In Station Eleven, famed actor Arthur Leader suffers a fatal heart attack while performing the lead role in King Lear as eight-year-old Kirsten Raymonde and two other young girls with non-speaking parts watch with horror. The same night, a virulent flu with a near 99% mortality rate begins its insidious spread.
Twenty years after the “Collapse” caused by the flu and its aftermath, Kirsten survives as a member of the Traveling Symphony, a group of twenty or so musicians and actors who travel in a general loop around Lake Huron stopping at settlements to provide entertainment in exchange for provisions.
As Mandel unspools the narrative of the Symphony, she intersperses flashbacks that trace Arthur’s life before the “Collapse.” The two accounts weave together in surprising and satisfying ways. Mandel’s prose is effortless and lovely—Station Eleven is a book in which I’ve highlighted numerous passages.
I most enjoyed the storyline dealing with the Symphony. Kirsten has a motto from Star Trek: Voyager tattooed on her arm: “survival is insufficient.” Set twenty years after the Collapse, the characters aren’t (always) struggling with immediate survival and can consider the role of art in the post-flu world.

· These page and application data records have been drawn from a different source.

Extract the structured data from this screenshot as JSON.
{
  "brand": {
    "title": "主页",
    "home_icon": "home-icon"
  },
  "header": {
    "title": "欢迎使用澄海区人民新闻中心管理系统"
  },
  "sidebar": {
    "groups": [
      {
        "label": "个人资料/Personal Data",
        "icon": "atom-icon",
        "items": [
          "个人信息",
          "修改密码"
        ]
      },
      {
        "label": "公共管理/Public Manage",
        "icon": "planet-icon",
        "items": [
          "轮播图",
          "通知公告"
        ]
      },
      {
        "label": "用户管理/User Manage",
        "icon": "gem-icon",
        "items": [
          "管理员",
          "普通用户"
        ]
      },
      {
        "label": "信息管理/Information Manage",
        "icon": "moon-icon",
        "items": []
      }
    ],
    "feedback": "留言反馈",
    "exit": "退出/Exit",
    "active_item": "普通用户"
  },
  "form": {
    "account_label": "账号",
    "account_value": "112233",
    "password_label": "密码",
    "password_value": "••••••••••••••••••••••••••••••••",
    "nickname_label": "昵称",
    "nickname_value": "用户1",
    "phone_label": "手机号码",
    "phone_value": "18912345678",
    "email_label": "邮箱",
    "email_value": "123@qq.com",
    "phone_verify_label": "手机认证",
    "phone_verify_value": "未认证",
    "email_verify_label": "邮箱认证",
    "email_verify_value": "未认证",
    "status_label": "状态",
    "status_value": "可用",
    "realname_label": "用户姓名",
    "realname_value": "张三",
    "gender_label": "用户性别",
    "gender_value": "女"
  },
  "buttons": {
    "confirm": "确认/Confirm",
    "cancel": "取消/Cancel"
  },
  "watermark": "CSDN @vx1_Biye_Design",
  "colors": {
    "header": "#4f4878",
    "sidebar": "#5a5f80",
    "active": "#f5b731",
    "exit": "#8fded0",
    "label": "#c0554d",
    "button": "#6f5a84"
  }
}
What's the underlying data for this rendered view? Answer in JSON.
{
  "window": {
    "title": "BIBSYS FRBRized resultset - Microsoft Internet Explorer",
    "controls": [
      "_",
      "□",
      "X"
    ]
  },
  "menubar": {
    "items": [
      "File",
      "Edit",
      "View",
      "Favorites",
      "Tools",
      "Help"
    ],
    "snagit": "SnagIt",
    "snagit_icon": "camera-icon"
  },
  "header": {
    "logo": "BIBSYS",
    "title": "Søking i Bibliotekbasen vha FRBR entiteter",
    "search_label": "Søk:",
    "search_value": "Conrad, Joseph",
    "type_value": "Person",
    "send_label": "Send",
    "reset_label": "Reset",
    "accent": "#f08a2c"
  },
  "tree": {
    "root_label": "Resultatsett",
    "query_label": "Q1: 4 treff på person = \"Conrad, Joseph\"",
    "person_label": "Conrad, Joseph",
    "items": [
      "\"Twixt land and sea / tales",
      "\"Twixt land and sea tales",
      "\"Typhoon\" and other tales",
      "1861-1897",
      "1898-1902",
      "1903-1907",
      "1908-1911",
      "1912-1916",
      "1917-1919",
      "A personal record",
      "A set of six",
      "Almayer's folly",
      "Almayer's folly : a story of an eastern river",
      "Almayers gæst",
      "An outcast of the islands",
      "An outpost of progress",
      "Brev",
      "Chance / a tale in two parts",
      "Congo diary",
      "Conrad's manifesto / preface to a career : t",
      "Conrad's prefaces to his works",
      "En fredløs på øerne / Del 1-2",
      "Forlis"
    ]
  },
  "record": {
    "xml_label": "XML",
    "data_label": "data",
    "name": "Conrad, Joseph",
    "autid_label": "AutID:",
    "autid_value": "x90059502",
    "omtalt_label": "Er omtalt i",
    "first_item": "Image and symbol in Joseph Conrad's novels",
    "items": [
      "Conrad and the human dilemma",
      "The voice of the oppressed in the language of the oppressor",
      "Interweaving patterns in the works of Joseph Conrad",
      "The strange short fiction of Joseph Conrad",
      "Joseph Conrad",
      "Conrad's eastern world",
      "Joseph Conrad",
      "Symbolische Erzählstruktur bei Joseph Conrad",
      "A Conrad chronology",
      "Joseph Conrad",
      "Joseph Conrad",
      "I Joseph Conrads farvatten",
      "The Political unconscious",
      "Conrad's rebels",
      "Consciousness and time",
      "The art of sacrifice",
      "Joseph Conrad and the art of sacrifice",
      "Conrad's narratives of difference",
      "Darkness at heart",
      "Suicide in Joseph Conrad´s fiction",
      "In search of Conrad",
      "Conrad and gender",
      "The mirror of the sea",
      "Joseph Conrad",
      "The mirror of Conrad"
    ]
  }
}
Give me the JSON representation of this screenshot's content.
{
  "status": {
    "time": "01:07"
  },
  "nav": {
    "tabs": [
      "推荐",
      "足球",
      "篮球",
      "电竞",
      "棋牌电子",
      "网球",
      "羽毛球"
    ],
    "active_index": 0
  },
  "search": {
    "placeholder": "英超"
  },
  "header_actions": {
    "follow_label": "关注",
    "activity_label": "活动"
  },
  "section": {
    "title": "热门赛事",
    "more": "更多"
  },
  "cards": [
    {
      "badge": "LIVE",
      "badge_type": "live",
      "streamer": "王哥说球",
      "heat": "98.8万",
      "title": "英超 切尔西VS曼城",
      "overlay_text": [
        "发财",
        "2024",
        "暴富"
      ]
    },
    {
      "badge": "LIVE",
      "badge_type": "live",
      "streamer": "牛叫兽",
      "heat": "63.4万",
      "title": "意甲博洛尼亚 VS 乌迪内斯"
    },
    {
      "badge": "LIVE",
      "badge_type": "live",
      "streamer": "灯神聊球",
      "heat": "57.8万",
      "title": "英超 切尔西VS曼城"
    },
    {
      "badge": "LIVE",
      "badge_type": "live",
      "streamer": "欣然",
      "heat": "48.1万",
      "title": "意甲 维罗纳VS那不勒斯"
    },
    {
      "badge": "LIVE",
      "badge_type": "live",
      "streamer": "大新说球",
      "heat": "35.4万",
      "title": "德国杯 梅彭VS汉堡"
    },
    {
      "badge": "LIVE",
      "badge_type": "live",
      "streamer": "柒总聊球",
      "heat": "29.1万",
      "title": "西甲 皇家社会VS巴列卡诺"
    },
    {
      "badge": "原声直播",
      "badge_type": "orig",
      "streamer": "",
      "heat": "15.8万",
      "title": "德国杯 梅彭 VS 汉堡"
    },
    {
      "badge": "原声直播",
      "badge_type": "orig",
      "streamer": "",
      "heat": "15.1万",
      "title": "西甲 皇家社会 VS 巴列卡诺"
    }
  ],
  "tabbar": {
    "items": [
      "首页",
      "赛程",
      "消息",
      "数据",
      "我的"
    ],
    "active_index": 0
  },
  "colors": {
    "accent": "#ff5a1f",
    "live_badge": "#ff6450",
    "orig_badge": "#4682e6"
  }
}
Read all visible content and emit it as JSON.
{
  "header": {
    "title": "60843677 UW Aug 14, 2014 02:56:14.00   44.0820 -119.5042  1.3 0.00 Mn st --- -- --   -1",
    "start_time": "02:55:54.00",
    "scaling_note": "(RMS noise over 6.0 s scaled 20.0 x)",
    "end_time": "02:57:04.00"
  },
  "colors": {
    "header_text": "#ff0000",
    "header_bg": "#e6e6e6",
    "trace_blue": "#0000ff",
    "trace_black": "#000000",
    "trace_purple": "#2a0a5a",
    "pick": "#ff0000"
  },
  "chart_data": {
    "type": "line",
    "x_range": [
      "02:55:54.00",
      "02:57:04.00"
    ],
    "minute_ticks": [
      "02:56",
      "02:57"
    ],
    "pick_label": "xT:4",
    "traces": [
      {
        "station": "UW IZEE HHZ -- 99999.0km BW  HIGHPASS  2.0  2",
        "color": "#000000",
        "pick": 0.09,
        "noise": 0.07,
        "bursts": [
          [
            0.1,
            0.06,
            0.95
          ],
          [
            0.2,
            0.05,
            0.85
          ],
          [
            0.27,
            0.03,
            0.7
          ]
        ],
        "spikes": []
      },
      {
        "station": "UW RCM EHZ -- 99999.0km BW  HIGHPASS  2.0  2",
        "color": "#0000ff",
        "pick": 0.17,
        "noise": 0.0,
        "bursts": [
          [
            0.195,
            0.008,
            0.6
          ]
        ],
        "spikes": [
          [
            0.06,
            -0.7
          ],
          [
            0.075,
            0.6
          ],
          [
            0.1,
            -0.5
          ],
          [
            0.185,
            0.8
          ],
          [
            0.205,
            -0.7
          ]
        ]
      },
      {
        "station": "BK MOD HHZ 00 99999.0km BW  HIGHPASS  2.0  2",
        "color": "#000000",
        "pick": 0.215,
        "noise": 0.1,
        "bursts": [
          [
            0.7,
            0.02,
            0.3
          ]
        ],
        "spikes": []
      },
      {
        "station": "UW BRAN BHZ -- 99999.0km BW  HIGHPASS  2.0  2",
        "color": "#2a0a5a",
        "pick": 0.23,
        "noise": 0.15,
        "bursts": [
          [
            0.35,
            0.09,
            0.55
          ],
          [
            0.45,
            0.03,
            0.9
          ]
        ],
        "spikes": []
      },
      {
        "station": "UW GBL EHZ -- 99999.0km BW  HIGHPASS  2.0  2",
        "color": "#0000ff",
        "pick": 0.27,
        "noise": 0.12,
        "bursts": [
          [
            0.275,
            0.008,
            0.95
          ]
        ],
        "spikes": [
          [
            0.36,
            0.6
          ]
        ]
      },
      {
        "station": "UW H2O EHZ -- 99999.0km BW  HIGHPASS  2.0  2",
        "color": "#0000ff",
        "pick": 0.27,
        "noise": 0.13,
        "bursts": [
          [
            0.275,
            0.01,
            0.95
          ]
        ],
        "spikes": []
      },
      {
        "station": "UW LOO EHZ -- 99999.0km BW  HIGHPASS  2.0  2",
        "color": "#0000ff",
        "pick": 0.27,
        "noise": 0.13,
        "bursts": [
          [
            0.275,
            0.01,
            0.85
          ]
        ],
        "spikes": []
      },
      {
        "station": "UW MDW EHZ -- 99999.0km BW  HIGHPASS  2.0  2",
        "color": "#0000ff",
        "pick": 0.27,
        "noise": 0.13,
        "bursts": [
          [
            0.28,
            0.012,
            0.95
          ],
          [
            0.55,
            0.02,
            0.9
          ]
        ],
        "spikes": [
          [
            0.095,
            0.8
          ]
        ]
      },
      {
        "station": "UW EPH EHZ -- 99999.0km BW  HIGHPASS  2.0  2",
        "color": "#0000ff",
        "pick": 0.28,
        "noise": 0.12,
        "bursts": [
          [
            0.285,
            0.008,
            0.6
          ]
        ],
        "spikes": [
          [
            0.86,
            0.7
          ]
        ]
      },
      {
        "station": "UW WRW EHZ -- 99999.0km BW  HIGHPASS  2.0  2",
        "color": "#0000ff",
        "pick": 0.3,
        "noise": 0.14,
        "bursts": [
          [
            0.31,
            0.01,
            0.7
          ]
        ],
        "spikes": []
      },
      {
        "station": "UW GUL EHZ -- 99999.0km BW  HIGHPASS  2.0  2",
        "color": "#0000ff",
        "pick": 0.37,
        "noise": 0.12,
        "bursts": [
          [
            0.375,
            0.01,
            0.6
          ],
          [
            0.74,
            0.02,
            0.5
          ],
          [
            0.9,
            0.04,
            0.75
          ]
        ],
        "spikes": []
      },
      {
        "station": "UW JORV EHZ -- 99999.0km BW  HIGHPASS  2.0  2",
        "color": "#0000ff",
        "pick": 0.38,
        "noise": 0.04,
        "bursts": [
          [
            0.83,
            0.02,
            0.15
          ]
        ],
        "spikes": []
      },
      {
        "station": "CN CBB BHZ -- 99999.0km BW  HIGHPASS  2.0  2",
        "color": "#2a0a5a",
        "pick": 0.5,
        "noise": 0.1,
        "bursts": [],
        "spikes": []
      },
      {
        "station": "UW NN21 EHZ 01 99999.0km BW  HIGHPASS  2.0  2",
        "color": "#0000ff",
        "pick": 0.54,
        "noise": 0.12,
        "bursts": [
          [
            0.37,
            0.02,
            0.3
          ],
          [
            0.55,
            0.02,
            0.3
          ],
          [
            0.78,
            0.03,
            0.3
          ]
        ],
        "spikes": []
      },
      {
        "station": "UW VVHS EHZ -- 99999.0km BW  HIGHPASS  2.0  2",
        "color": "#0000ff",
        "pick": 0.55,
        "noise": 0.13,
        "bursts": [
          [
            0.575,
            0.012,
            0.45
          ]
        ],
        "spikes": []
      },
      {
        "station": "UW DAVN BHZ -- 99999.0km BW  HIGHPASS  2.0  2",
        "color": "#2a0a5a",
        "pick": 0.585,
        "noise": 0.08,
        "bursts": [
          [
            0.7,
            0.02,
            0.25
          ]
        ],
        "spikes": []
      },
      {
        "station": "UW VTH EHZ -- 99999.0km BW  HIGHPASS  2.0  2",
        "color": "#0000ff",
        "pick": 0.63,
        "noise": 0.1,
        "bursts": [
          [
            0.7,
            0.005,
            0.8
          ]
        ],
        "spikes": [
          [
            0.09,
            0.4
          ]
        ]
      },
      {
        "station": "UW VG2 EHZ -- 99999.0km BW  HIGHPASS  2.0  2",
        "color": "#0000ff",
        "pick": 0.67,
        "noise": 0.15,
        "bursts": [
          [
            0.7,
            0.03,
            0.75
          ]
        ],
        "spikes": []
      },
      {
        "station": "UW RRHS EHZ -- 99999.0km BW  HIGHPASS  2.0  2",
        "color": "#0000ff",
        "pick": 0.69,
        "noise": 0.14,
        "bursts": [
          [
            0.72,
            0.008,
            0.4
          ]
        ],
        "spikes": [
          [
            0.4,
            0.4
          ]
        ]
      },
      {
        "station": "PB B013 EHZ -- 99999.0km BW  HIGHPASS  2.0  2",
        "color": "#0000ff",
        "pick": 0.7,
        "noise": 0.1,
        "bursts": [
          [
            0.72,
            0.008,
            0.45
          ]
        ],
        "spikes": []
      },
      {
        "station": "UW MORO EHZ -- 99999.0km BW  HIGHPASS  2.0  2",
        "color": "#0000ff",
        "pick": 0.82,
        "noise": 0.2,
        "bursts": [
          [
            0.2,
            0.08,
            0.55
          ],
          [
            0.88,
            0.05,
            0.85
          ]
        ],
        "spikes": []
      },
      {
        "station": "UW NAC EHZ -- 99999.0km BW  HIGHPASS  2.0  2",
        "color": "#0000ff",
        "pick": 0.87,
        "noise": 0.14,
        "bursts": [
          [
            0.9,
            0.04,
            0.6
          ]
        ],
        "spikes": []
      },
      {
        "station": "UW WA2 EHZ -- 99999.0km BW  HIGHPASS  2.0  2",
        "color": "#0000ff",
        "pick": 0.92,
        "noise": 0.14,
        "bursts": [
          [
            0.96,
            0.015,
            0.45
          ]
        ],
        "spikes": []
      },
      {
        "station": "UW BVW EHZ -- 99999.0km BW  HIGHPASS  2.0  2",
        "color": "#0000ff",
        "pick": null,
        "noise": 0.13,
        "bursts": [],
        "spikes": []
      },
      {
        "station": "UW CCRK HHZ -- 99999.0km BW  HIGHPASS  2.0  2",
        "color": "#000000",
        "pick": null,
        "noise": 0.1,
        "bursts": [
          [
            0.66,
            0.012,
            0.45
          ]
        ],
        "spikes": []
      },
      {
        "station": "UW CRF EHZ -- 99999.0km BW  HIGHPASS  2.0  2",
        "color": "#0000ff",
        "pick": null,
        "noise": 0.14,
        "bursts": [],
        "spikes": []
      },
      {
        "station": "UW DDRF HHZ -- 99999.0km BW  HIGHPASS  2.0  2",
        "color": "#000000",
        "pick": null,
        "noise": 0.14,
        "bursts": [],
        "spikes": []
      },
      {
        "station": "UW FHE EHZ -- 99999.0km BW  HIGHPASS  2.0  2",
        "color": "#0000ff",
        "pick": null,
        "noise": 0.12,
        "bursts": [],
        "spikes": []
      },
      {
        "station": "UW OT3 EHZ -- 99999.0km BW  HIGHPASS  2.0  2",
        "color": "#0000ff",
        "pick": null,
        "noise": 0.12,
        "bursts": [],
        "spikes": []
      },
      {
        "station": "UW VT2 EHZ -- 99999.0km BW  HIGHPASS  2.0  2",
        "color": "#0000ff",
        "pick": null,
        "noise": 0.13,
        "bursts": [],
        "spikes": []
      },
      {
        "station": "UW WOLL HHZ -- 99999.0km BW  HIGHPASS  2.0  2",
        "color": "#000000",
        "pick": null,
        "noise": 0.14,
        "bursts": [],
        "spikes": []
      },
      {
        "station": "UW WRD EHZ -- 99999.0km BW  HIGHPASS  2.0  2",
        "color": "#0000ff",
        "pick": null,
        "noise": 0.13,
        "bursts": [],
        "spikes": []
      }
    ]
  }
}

Memory, too, is debated. Some people (and settlements) are interested in maintaining a record of pre-Collapse civilization, while others have a taboo against speaking of years before the illness.
Against the inventive setting of the post-Collapse milieu, Arthur’s story wasn’t quite as interesting to me. He seemed like a stereotypical wealthy, egotistical adulterer, although his friends and wives livened his storyline.
Station Eleven should be on the reading list of anyone who enjoys dystopian novels, but I would also recommend it to readers who enjoy strong female characters, speculative fiction, or literary fiction.